● **EXERCISE**
Count every line in the data that contains the word "icon", then report that number alone.

● **RECORDS TO USE**
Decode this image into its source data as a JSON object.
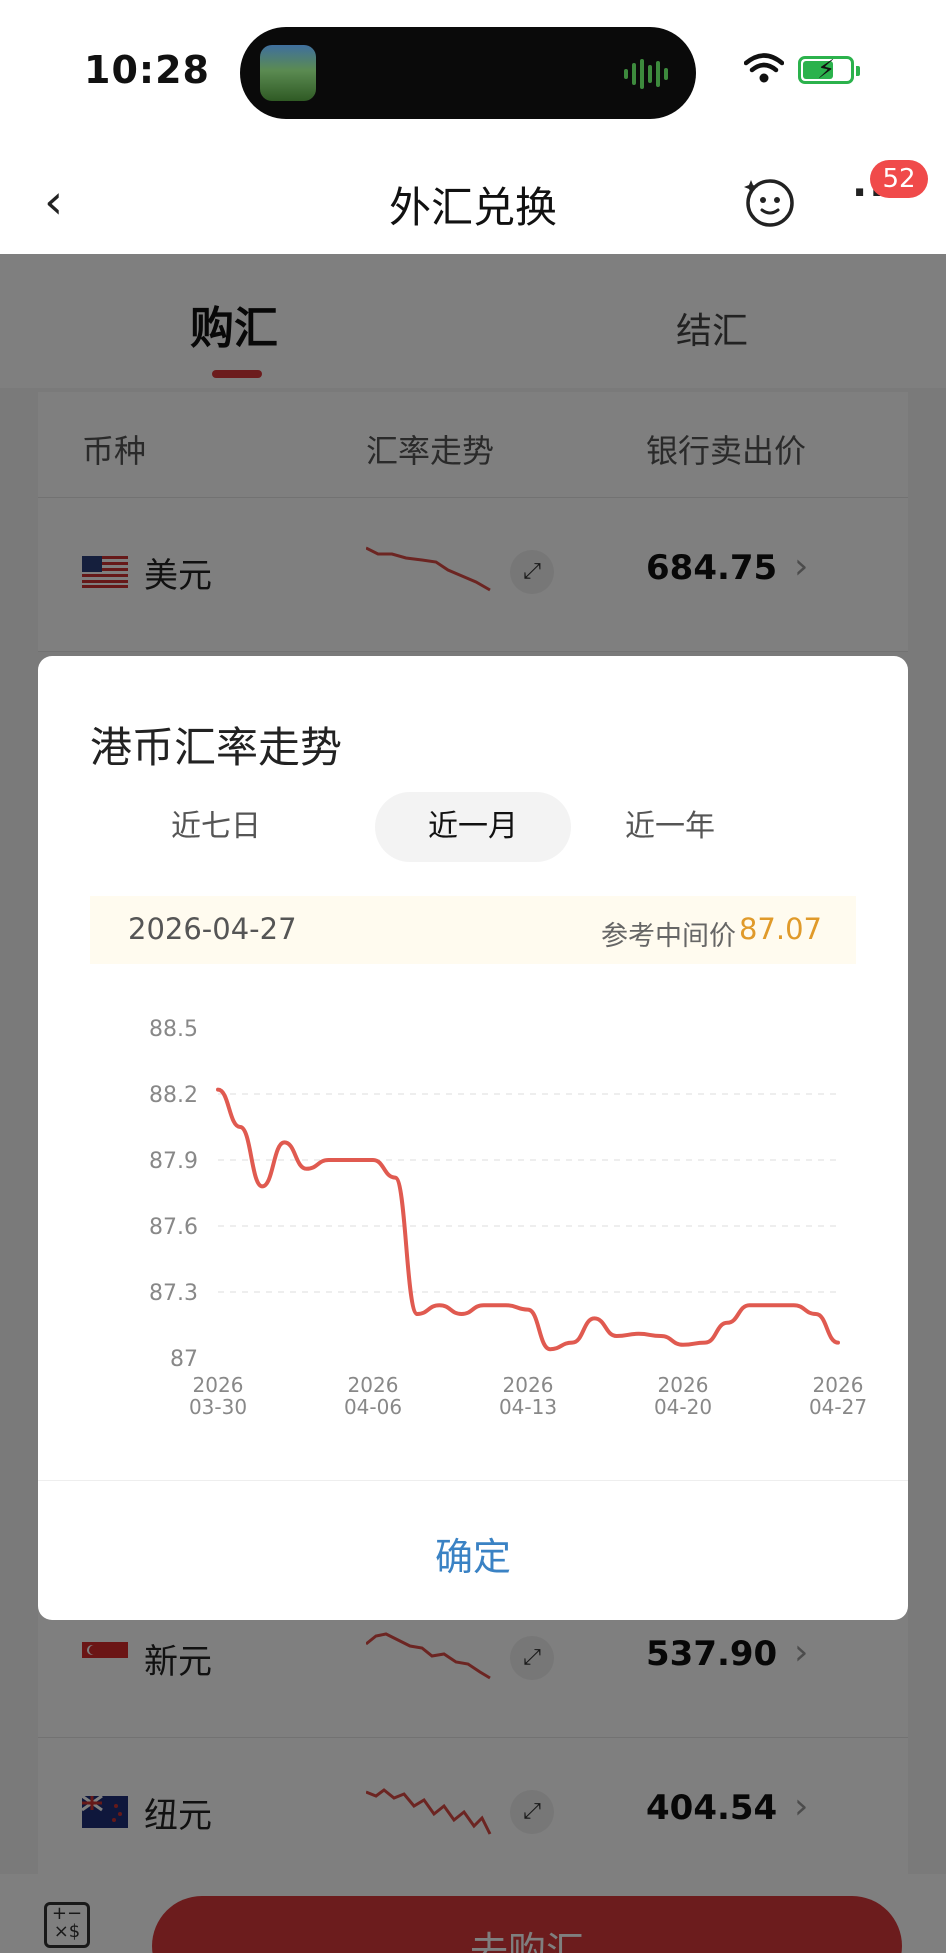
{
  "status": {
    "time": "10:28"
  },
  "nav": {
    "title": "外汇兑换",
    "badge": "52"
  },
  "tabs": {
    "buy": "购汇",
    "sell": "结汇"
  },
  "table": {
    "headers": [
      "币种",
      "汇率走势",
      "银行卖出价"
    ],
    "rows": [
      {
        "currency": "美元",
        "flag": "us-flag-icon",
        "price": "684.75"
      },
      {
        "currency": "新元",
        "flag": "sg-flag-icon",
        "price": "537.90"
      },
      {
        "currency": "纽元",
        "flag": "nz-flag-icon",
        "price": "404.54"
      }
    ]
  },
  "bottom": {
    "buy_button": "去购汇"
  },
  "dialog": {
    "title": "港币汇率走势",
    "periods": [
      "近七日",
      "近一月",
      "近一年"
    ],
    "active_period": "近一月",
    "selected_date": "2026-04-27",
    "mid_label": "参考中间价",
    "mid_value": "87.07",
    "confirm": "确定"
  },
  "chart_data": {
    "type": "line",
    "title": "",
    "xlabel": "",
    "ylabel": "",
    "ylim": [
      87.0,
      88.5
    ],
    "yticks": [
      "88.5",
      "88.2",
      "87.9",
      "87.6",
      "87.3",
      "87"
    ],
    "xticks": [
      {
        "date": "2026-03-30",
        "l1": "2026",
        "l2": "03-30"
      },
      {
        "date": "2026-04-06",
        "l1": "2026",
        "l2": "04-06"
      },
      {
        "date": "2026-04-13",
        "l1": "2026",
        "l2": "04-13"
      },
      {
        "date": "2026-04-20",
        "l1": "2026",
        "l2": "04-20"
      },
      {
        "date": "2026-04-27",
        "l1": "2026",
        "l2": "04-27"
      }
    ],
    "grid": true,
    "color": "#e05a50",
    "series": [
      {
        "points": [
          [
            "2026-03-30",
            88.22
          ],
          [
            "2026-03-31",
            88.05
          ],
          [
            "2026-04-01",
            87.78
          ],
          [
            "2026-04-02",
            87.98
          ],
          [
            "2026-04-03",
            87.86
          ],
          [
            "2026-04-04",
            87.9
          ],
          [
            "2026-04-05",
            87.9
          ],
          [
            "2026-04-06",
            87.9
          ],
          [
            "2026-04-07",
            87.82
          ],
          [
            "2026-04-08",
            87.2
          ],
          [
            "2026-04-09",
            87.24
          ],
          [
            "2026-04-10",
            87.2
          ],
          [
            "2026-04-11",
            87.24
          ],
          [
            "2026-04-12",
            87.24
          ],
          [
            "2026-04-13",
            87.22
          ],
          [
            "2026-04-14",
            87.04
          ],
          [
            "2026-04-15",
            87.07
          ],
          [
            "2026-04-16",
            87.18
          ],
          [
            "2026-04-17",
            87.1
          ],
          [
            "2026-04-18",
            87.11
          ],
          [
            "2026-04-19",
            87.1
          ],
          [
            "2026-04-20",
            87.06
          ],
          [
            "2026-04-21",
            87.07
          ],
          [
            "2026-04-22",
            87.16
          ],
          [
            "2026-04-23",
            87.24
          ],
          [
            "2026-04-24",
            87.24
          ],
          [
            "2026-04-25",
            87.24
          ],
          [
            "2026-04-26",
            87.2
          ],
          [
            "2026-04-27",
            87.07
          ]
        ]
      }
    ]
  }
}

● **YOUR RESPONSE**
3